interview-with-kemerton-my-retired-thoroughbred

EH- I remember hearing something about that story. You are lucky that you have had the same owner who loves you for so long, even though she can't ride you anymore!

Kemerton-I guess so?! I don't really care about her. I'm more of a horse-horse than a people-horse and I don't really need her. I will give it to her she knows that I like green apples better than red, and she knows how to lead me in and out when I get all fired up. Even though I'm 21, any days that my old bones will handle it, I give them a hard time bringing me in and out of the stall and field. I don't feel guilty about that though since sometimes it starts raining and nobody immediately comes to bring me in. Or they feed the horses in a different order and I have to wait, I don't like having to wait.

EH- Is there anything else you would like to tell us about while we are talking?

Kemerton- As a matter of fact, there is. I would like to explain why I have to wear the stupid fly mask all year round. I got a bad eye infection and had to have three eye surgeries a while back, it sucked. They told the girl that my eye would be more fragile from the surgery and more susceptible to injury, and that she should keep my face covered. She is obsessive about it, it is all her, trust me I would not choose to wear those things on my own. Some days, when I'm getting along well with Cool he will help me pull it off my face. Then Peanut or Dublin will stomp it in the mud and I won't have to wear it for a while, because the people won't be able to find it.

interview-with-kemerton-my-retired-thoroughbred

EH- Well, it was great getting to talk to you and hearing the story straight from the horse's mouth, your reputation certainly precedes you!

Kemerton- As it should! I pretty much run the show around here. Now excuse me, I need to go find something to crib on.

There you have it, folks! Straight from the horse's mouth! Kemerton's that is!

interview-with-kemerton-my-retired-thoroughbred
interview-with-kemerton-my-retired-thoroughbred

Comments

Ellison Hartley (author) from Maryland, USA on January 13, 2019:

Thanks so much for your kind and encouraging words!

Michael Claffey from Coolaney on January 13, 2019:

I think your great, vety strong, very brave and keep hopeful.

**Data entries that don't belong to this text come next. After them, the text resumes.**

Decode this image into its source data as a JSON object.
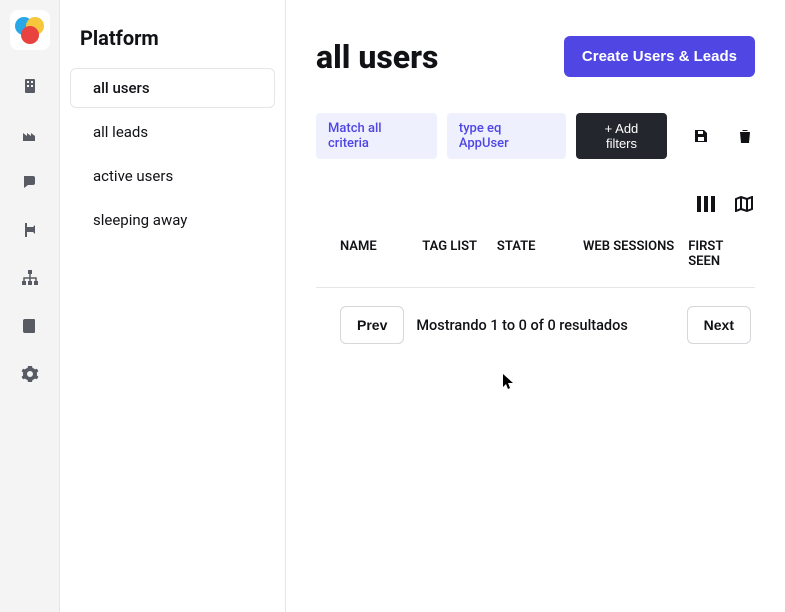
{
  "iconbar": {
    "items": [
      {
        "name": "building-icon"
      },
      {
        "name": "factory-icon"
      },
      {
        "name": "chat-icon"
      },
      {
        "name": "flag-icon"
      },
      {
        "name": "sitemap-icon"
      },
      {
        "name": "book-icon"
      },
      {
        "name": "gear-icon"
      }
    ]
  },
  "sidebar": {
    "title": "Platform",
    "segments": [
      {
        "label": "all users",
        "active": true
      },
      {
        "label": "all leads",
        "active": false
      },
      {
        "label": "active users",
        "active": false
      },
      {
        "label": "sleeping away",
        "active": false
      }
    ]
  },
  "page": {
    "title": "all users",
    "create_button": "Create Users & Leads"
  },
  "filters": {
    "match_label": "Match all criteria",
    "type_label": "type eq AppUser",
    "add_label": "+ Add filters"
  },
  "columns": {
    "name": "NAME",
    "tag": "TAG LIST",
    "state": "STATE",
    "web": "WEB SESSIONS",
    "first": "FIRST SEEN"
  },
  "pager": {
    "prev": "Prev",
    "next": "Next",
    "info": "Mostrando 1 to 0 of 0 resultados"
  }
}
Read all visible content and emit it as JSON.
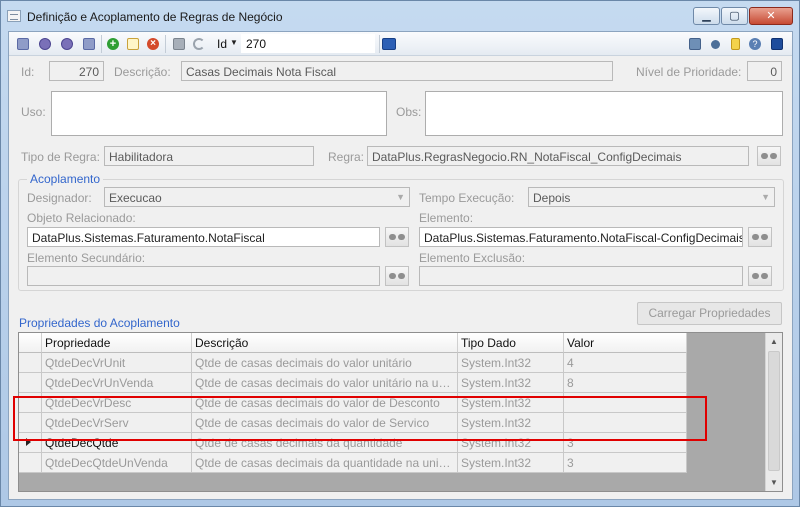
{
  "window": {
    "title": "Definição e Acoplamento de Regras de Negócio"
  },
  "toolbar": {
    "id_label": "Id",
    "id_value": "270",
    "icons": [
      "first-icon",
      "prev-icon",
      "next-icon",
      "last-icon",
      "add-icon",
      "edit-icon",
      "delete-icon",
      "save-icon",
      "undo-icon",
      "go-icon",
      "report-icon",
      "key-icon",
      "note-icon",
      "help-icon",
      "exit-icon"
    ]
  },
  "form": {
    "id_label": "Id:",
    "id_value": "270",
    "descricao_label": "Descrição:",
    "descricao_value": "Casas Decimais Nota Fiscal",
    "prioridade_label": "Nível de Prioridade:",
    "prioridade_value": "0",
    "uso_label": "Uso:",
    "obs_label": "Obs:",
    "tipo_regra_label": "Tipo de Regra:",
    "tipo_regra_value": "Habilitadora",
    "regra_label": "Regra:",
    "regra_value": "DataPlus.RegrasNegocio.RN_NotaFiscal_ConfigDecimais"
  },
  "acoplamento": {
    "title": "Acoplamento",
    "designador_label": "Designador:",
    "designador_value": "Execucao",
    "tempo_label": "Tempo Execução:",
    "tempo_value": "Depois",
    "objeto_label": "Objeto Relacionado:",
    "objeto_value": "DataPlus.Sistemas.Faturamento.NotaFiscal",
    "elemento_label": "Elemento:",
    "elemento_value": "DataPlus.Sistemas.Faturamento.NotaFiscal-ConfigDecimais",
    "elemento_sec_label": "Elemento Secundário:",
    "elemento_exc_label": "Elemento Exclusão:"
  },
  "propriedades": {
    "title": "Propriedades do Acoplamento",
    "load_button": "Carregar Propriedades",
    "columns": [
      "Propriedade",
      "Descrição",
      "Tipo Dado",
      "Valor"
    ],
    "rows": [
      {
        "prop": "QtdeDecVrUnit",
        "desc": "Qtde de casas decimais do valor unitário",
        "tipo": "System.Int32",
        "valor": "4"
      },
      {
        "prop": "QtdeDecVrUnVenda",
        "desc": "Qtde de casas decimais do valor unitário na uni...",
        "tipo": "System.Int32",
        "valor": "8"
      },
      {
        "prop": "QtdeDecVrDesc",
        "desc": "Qtde de casas decimais do valor de Desconto",
        "tipo": "System.Int32",
        "valor": ""
      },
      {
        "prop": "QtdeDecVrServ",
        "desc": "Qtde de casas decimais do valor de Servico",
        "tipo": "System.Int32",
        "valor": ""
      },
      {
        "prop": "QtdeDecQtde",
        "desc": "Qtde de casas decimais da quantidade",
        "tipo": "System.Int32",
        "valor": "3"
      },
      {
        "prop": "QtdeDecQtdeUnVenda",
        "desc": "Qtde de casas decimais da quantidade na unid...",
        "tipo": "System.Int32",
        "valor": "3"
      }
    ]
  },
  "colors": {
    "accent": "#3366cc",
    "highlight": "#e00000"
  }
}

I know ppl who've gone back to sports from TBI. So i wish you every good thing Ellison and I love your picures.. just amazing :)

Ellison Hartley (author) from Maryland, USA on January 13, 2019:

Thanks so much! Hopefully, slowly but surely I will heal up from this TBI and be able to ride again, time will tell. I'm lucky just to have a life with horses on my family farm!

Michael Claffey from Coolaney on January 13, 2019:

Wow stunning photos, i love your writing style and the passion that you share here. Sorry to hear you cant ride, but maybe onr day again! Your farm is beautiful.